The severe storm warning had not been issued when I had headed out late afternoon last Tuesday. I knew that storms were coming but I thought I had time to get to the store and back home before the brunt hit. By the time I was in the store for about 20 minutes, the tornado siren blared. All the customers and employees were shepherded into the back. There we waited while we listened to pounding hail and screeching wind. The lights stayed on, thank goodness. Everyone stayed calm. I watched the weather on my iPhone like a lot of the waiting people. Waiting for the unknown.
After the all clear was called, my hubby and I resumed our shopping at a steady, slow pace hoping the storm would be well north by the time we headed home. We lived 30 minutes away south in the rural in a small town. We made it to our truck in the pouring rain and decided to chance for home. I drove. And that was the scariest drive home ever. I grew up in tornado alley and have been in my share of storms and even outran a few. This storm was not only severe, it was relentless. Many times I stopped along with other drivers out on the highway in the middle of the prairie while the storm raged strong winds up to 70 miles per hour, torrential downpour rain where I could not see past the hood of the truck, and pelted marble sized hail. The truck rocked and I prayed we wouldn’t go airborne.
When the torrent would ease just a bit, I would slowly drive a few miles before stopping again and again. When we exited to our road, I drove to and stopped beneath the overpass while the hail loudly hammered everything in sight. Other cars were there, too, and a storm chaser car came sliding by. When the hail stopped, I continued for home a few miles away through water over the road in some places. It felt so good to get home safe and sound (well, the mental was a bit shaken and scarred), as well as the house still stood and our pets okay inside.

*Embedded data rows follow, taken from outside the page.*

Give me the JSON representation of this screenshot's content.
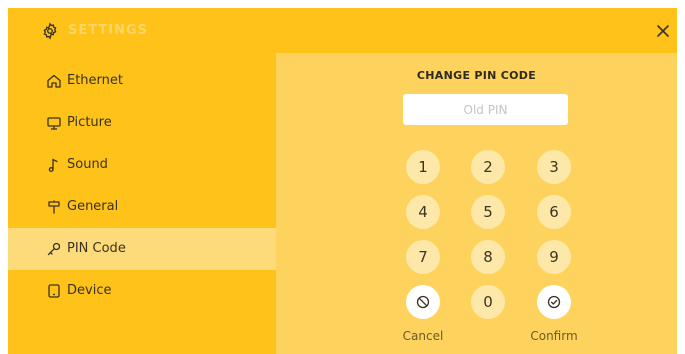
{
  "header": {
    "title": "SETTINGS",
    "gear_icon": "gear-icon",
    "close_icon": "close-icon"
  },
  "sidebar": {
    "items": [
      {
        "label": "Ethernet",
        "icon": "home-icon",
        "active": false
      },
      {
        "label": "Picture",
        "icon": "monitor-icon",
        "active": false
      },
      {
        "label": "Sound",
        "icon": "music-note-icon",
        "active": false
      },
      {
        "label": "General",
        "icon": "signpost-icon",
        "active": false
      },
      {
        "label": "PIN Code",
        "icon": "key-icon",
        "active": true
      },
      {
        "label": "Device",
        "icon": "tablet-icon",
        "active": false
      }
    ]
  },
  "main": {
    "heading": "CHANGE PIN CODE",
    "pin_input": {
      "value": "",
      "placeholder": "Old PIN"
    },
    "keypad": {
      "keys": [
        "1",
        "2",
        "3",
        "4",
        "5",
        "6",
        "7",
        "8",
        "9",
        "0"
      ],
      "cancel_label": "Cancel",
      "confirm_label": "Confirm",
      "cancel_icon": "cancel-circle-icon",
      "confirm_icon": "check-circle-icon"
    }
  },
  "colors": {
    "header_bg": "#fec219",
    "sidebar_bg": "#fec219",
    "main_bg": "#fdd35d",
    "active_item_bg": "#fedb7a",
    "key_bg": "#fee8a9",
    "action_key_bg": "#ffffff"
  }
}
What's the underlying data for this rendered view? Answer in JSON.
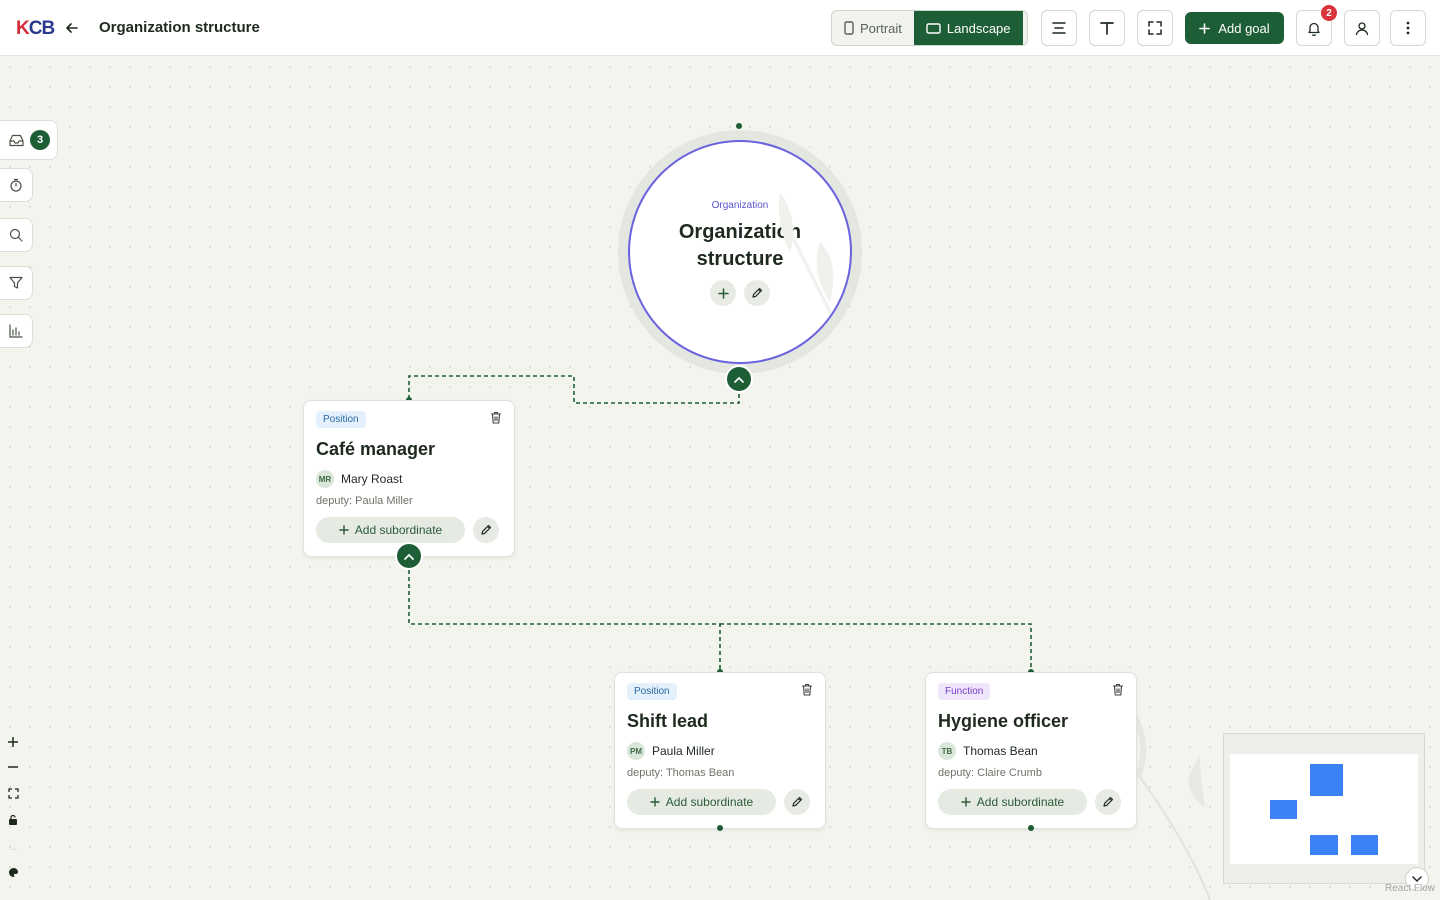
{
  "header": {
    "logo": "KCB",
    "title": "Organization structure",
    "orientation": {
      "portrait_label": "Portrait",
      "landscape_label": "Landscape",
      "selected": "Landscape"
    },
    "add_goal_label": "Add goal",
    "notification_count": "2",
    "icons": [
      "back-arrow-icon",
      "align-center-icon",
      "text-icon",
      "fullscreen-icon",
      "bell-icon",
      "user-icon",
      "more-vertical-icon"
    ]
  },
  "sidebar": {
    "inbox_count": "3",
    "items": [
      "inbox-icon",
      "timer-icon",
      "search-icon",
      "filter-icon",
      "bar-chart-icon"
    ]
  },
  "organization": {
    "label": "Organization",
    "title_line1": "Organization",
    "title_line2": "structure"
  },
  "nodes": [
    {
      "tag": "Position",
      "title": "Café manager",
      "initials": "MR",
      "person": "Mary Roast",
      "deputy": "deputy: Paula Miller",
      "add_label": "Add subordinate"
    },
    {
      "tag": "Position",
      "title": "Shift lead",
      "initials": "PM",
      "person": "Paula Miller",
      "deputy": "deputy: Thomas Bean",
      "add_label": "Add subordinate"
    },
    {
      "tag": "Function",
      "title": "Hygiene officer",
      "initials": "TB",
      "person": "Thomas Bean",
      "deputy": "deputy: Claire Crumb",
      "add_label": "Add subordinate"
    }
  ],
  "zoom_controls": [
    "plus-icon",
    "minus-icon",
    "fit-view-icon",
    "lock-icon",
    "moon-icon",
    "palette-icon"
  ],
  "attribution": "React Flow",
  "colors": {
    "accent": "#1e5e36",
    "org_border": "#6a63e0",
    "minimap_node": "#3b82f6",
    "badge_red": "#d9343a"
  }
}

The storm pounded, shook, and blew until 2:00 a.m. flooding the area all around including our basement. A long night was spent bailing water out. A new sump pump is being installed after this soggy event. And there will not be a next time, if I can help it, getting caught in a storm. When severe storms are forecasted, I will stay home and off the road!